Your task is to copy each line of the listing that contains the word "this".

──────── Records for processing

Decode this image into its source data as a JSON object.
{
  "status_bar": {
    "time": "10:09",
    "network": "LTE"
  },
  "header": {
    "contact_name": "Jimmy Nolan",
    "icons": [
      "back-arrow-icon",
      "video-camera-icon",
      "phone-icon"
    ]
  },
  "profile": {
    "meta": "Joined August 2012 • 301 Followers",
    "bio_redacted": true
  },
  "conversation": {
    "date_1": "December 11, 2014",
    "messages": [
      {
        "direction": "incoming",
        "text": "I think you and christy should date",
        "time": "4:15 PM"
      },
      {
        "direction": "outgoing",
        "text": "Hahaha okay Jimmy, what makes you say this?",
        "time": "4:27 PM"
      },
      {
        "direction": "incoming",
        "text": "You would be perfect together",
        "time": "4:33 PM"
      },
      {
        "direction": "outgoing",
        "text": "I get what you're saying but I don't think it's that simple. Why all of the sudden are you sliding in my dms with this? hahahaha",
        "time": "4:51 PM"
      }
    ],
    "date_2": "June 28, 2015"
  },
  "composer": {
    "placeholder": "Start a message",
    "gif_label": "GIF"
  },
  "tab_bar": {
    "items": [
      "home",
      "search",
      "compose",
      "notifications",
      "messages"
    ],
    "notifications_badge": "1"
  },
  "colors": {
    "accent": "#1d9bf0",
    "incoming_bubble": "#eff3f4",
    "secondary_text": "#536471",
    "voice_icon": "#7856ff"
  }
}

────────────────

▶ **Answer box**:
Decode this image into its source data as a JSON object.
        "text": "Hahaha okay Jimmy, what makes you say this?",
        "text": "I get what you're saying but I don't think it's that simple. Why all of the sudden are you sliding in my dms with this? hahahaha",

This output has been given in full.